While America was sleeping, the GOP was hard at work trying to dismantle the signature policy accomplishment of the Obama Administration: the Affordable Care Act. Despite heavy protest from Democrats, the Senate voted 51-48 to clear a procedural hurdle going toward overturning the law.
Democrats said that the vote, while not repealing what has come to be known as Obamacare, sets the stage for weakening its provisions and ultimately collapsing it.
“I think it’s important for this country to know this was not a usual thing, this is a day which lays the groundwork for 30 million people to be thrown off their health insurance,” Sen. Bernie Sanders told CNN. “And if that happens, many of these people will die.”
President-elect Donald Trump ran on a platform of repealing and replacing the ACA, but through today has not spelled out exactly what that replacement would be.
Here’s what you should know:
- The Senate vote was a budget resolution which has the same process for dismantling the ACA as it did for approving it. The resolution instructs House and Senate committees to start the process of repealing major portions of the law.
- The vote cleared the path for what is called a “reconciliation bill,” which legislators can use as a tool to undo specific parts of the ACA. If such a bill goes through, only 51 votes would be needed in the Senate rather than the traditional 60 to start to peel away the law’s reforms.
- Though largely procedural, certain provisions were targeted by Republican senators including an amendment that supports protecting pre-existing conditions for healthcare insurance. Before the ACA passed, many insurance companies considered pregnancy a pre-existing condition. They also attacked protections for veterans and health care coverage for contraceptives.

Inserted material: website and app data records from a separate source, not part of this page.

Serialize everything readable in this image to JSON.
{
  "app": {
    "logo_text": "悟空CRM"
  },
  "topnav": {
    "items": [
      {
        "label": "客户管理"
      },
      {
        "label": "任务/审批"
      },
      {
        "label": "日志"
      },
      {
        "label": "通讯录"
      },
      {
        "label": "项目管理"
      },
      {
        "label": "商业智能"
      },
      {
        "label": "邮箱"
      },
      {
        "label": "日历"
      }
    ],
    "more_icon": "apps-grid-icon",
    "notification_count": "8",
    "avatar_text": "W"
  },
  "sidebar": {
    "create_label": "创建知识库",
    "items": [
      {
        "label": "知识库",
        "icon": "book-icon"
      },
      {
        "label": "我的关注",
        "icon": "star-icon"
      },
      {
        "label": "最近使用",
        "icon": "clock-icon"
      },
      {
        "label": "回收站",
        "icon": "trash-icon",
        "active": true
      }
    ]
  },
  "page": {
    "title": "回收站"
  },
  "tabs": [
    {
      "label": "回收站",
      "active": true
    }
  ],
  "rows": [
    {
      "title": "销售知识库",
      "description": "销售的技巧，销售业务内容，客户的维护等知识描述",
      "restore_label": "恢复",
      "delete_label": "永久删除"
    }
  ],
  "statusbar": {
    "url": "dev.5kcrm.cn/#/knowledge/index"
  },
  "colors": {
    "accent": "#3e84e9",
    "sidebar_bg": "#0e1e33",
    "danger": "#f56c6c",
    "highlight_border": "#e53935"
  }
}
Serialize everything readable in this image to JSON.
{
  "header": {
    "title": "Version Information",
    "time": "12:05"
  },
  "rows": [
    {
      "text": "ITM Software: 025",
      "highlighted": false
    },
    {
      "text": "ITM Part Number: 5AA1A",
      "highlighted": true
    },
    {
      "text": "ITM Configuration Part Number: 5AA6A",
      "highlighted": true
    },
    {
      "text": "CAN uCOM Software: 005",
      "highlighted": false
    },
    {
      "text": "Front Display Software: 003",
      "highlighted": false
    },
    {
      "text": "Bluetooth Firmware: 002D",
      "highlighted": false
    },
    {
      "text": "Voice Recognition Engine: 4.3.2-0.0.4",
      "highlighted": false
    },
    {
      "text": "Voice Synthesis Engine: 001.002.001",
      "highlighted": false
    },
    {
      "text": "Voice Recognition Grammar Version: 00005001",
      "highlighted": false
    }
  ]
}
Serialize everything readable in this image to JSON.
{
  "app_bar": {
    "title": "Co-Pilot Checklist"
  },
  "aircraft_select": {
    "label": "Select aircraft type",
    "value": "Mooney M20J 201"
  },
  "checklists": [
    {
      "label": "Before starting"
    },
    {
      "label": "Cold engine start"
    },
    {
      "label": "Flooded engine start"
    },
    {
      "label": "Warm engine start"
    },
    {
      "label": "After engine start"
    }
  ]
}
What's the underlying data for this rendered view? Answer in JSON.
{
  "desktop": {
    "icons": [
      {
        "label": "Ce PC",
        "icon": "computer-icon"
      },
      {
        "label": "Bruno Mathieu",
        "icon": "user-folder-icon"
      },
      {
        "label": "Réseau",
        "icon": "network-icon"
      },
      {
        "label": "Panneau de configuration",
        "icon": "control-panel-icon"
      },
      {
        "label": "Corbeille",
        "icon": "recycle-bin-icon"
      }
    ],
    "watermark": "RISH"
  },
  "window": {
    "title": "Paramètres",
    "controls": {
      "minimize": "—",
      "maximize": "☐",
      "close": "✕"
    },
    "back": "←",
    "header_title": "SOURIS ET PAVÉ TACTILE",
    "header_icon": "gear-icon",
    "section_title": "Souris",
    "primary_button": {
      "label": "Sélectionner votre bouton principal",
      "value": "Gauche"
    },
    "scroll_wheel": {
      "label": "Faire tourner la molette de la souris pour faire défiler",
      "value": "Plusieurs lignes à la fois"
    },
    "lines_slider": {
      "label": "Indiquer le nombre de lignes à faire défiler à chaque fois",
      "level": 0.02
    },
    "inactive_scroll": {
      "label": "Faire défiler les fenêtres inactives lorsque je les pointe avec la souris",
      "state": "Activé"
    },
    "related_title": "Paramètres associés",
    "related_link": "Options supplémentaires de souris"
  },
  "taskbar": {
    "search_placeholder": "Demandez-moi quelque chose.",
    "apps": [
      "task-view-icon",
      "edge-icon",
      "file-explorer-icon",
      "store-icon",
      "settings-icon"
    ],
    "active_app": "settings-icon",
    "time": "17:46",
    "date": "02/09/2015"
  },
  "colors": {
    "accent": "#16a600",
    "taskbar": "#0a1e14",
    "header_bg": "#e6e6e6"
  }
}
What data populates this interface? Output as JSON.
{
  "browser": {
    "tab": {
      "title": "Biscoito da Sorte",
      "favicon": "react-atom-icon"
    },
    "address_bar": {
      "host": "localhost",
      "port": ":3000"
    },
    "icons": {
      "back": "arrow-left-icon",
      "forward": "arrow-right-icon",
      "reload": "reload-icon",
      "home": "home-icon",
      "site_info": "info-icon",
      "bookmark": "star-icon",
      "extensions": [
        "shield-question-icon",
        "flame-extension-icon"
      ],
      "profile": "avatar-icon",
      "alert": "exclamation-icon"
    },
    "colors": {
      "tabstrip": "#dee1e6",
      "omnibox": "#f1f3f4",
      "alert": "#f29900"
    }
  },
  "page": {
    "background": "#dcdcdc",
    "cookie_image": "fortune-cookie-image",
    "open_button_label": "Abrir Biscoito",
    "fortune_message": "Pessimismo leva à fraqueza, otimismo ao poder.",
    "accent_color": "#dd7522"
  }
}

- But a reconciliation bill is more complicated than it may look, despite Trump’s vow to get rid of the ACA on “day one” of his administration. The Republicans have to figure out how the bill will be constructed and then work out how to do the actual repealing.
- This means that they really don’t have anything to replace the ACA with and some Republican legislators have outright objected to taking a vote without a replacement plan. “Putting nearly $10 trillion more in debt on the American people’s backs through a budget that never balances is not the way to get there,” said Rand Paul, the only GOP senator to vote agains the measure. “It is the exact opposite of the change Republicans promised, and I cannot support it, even as a placeholder.”
- The resolution goes to the House on Friday for a vote, which is expected to pass. That will then set the stage for the reconciliation bill. However House Republicans are demanding more specifics before they vote for a total passage of the budget measure. “We just want more specifics,” said North Carolina Rep. Mark Meadows. “I’m willing to take a vote today if we have the specifics. So it’s not as much slow it down for slowing-it-down purposes as it is, we need to know what we’re going to replace it with.”